Africa's tech community is embracing policy concerns for the first time at the annual Africa Internet Summit, after focusing on the goal of affordable connectivity for a number of years.

For the last 15 years, the tech community met for training and discussions on routing, Internet Protocol number allocation, DNS operations, ISP operations and how to expand access.

But this year the techies are holding discussions with members of governments and business. Training is being organized by AFRINIC, the regional Internet registry and AfNOG, the regional network operators group.

"Previously we were talking to each other as technical people, but we have merged it to include policy makers, government officials, businesses and civil society; people that may not be very technical but their contribution is vital for the growth of internet business in Africa," said Adiel Akplogan, AFRINIC CEO.

The summit agenda has also changed to include issues of policy, technical and social engineering.

"This summit symbolizes the maturity of African internet institutions where they can sit together and discuss the issues affecting governments, businesses, educational institutions, and the tech community," said Nii Quaynor, the convenor of AfNOG.

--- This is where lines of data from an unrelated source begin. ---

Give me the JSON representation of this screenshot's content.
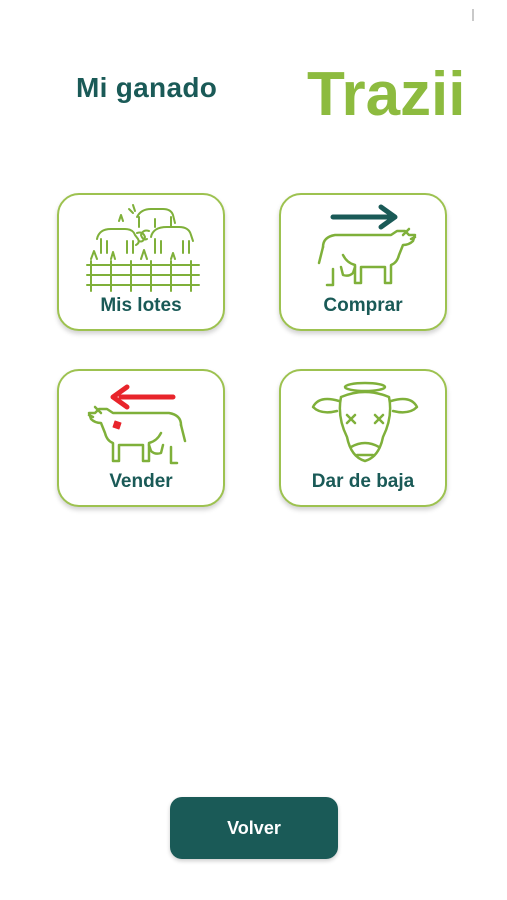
{
  "header": {
    "title": "Mi ganado",
    "logo_text": "Trazii"
  },
  "menu": {
    "items": [
      {
        "label": "Mis lotes",
        "icon": "herd-fence-icon"
      },
      {
        "label": "Comprar",
        "icon": "cow-arrow-right-icon"
      },
      {
        "label": "Vender",
        "icon": "cow-arrow-left-icon"
      },
      {
        "label": "Dar de baja",
        "icon": "dead-cow-icon"
      }
    ]
  },
  "footer": {
    "back_label": "Volver"
  },
  "colors": {
    "brand_dark": "#1a5a57",
    "brand_green": "#8dbb3f",
    "tile_border": "#9dc250",
    "sell_arrow": "#e8242b",
    "buy_arrow": "#1a5a57"
  }
}
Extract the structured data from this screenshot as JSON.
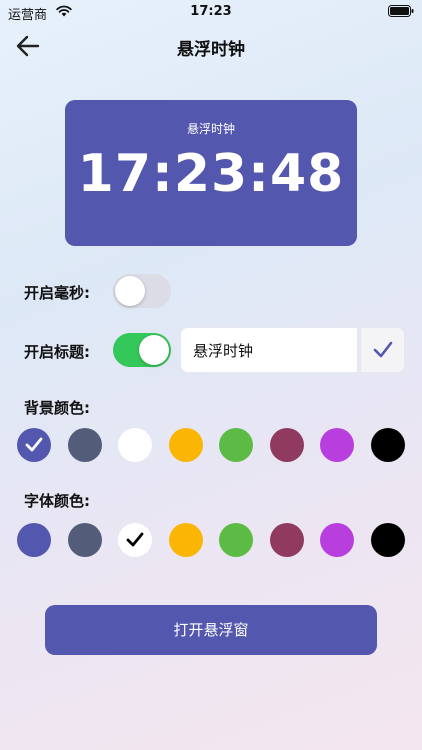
{
  "status_bar": {
    "carrier": "运营商",
    "time": "17:23"
  },
  "nav": {
    "title": "悬浮时钟"
  },
  "clock": {
    "title": "悬浮时钟",
    "time": "17:23:48"
  },
  "settings": {
    "milliseconds": {
      "label": "开启毫秒:",
      "on": false
    },
    "show_title": {
      "label": "开启标题:",
      "on": true,
      "input_value": "悬浮时钟"
    }
  },
  "background_color": {
    "label": "背景颜色:",
    "selected_index": 0,
    "colors": [
      "#5457ae",
      "#535c79",
      "#ffffff",
      "#fbb505",
      "#5cbb45",
      "#8f3a5e",
      "#b83ede",
      "#000000"
    ]
  },
  "font_color": {
    "label": "字体颜色:",
    "selected_index": 2,
    "colors": [
      "#5457ae",
      "#535c79",
      "#ffffff",
      "#fbb505",
      "#5cbb45",
      "#8f3a5e",
      "#b83ede",
      "#000000"
    ]
  },
  "open_button_label": "打开悬浮窗"
}
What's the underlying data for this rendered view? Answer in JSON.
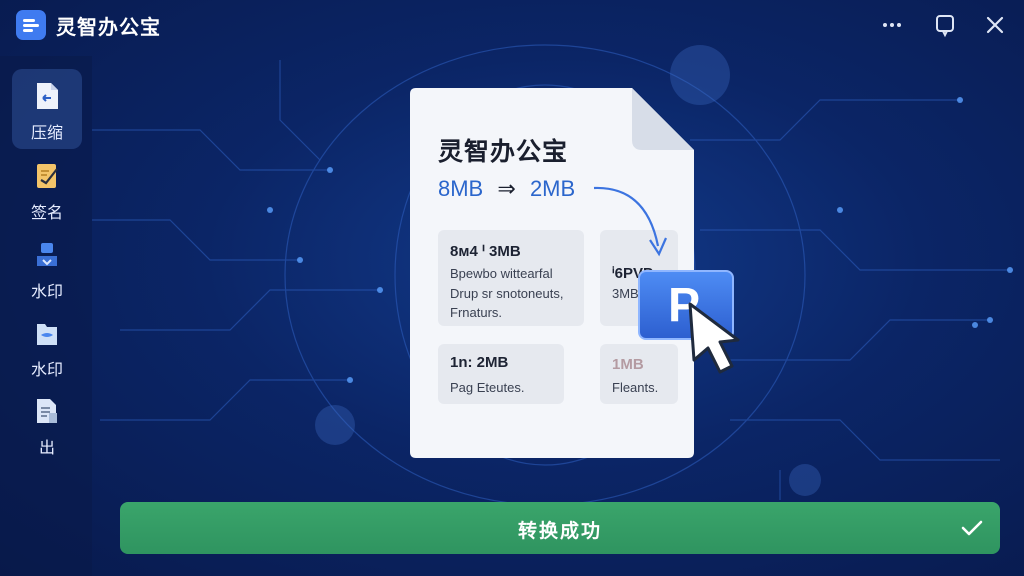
{
  "app": {
    "title": "灵智办公宝"
  },
  "window_controls": [
    {
      "icon": "more-dots-icon"
    },
    {
      "icon": "restore-icon"
    },
    {
      "icon": "close-icon"
    }
  ],
  "sidebar": {
    "items": [
      {
        "label": "压缩",
        "icon": "compress-file-icon",
        "active": true
      },
      {
        "label": "签名",
        "icon": "sign-icon",
        "active": false
      },
      {
        "label": "水印",
        "icon": "watermark-icon",
        "active": false
      },
      {
        "label": "水印",
        "icon": "watermark-folder-icon",
        "active": false
      },
      {
        "label": "出",
        "icon": "export-file-icon",
        "active": false
      }
    ]
  },
  "document": {
    "title": "灵智办公宝",
    "size_from": "8MB",
    "size_arrow": "⇒",
    "size_to": "2MB",
    "tiles": [
      {
        "line1": "8ᴍ4 ᑊ 3MB",
        "line2": "Bpewbo wittearfal",
        "line3": "Drup sr snotoneuts,",
        "line4": "Frnaturs."
      },
      {
        "line1": "ⁱ6PVP",
        "line2": "3MB"
      },
      {
        "line1": "1n: 2MB",
        "line2": "Pag Eteutes."
      },
      {
        "line1": "1MB",
        "line2": "Fleants."
      }
    ]
  },
  "badge": {
    "letter": "P"
  },
  "status": {
    "text": "转换成功",
    "icon": "checkmark-icon"
  },
  "colors": {
    "background": "#0b2566",
    "accent": "#3f7bf0",
    "success": "#36a068",
    "size_text": "#2b66cc"
  }
}
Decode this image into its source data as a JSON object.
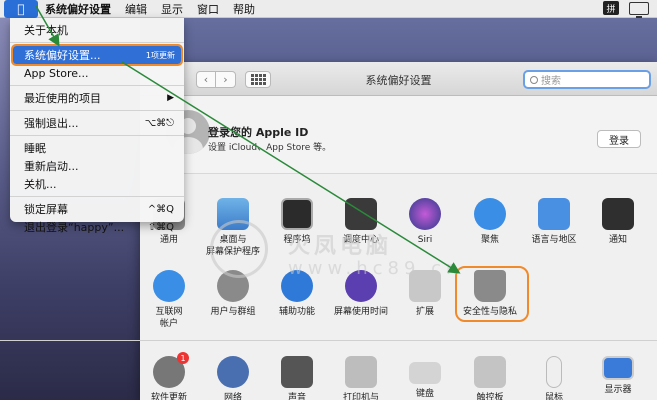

The Summit started last week with AfNOG training on mobile applications, scalable network infrastructure, network monitoring and management, advanced routing techniques and cybersecurity led by Africa Computer Emergency Response Team (AfricaCERT). The plenary sessions on Monday brought together people from all the sectors to discuss emerging issues and solutions.

Lukonga Lindunda, co-founder and director at Bongo Hive, the technology and innovation hub in Lusaka, highlighted how the tech community had come together without any funding.

One innovation coming from Bongo Hive is a collaboration with the U.S.' Peace Corps in which local developers came up with an Android app known as Bantu Babel, designed to allowed the Peace Corps to translate from English to 10 local languages.

"Collaboration between stakeholders is very important for the growth of Internet business; at the hub, people are able to take advantage of technology platforms, bounce ideas off each other and people to innovate," Lindunda said.

During the week, stakeholders will discuss issues of IPv6 adoption, DNS Security Extension deployment, mobile applications business models, cybersecurity and spam, content and use of many languages on the Internet, the growth of internet exchange points and their ability to fuel content growth.

The Africa Internet Summit continues through June 21 in Lusaka.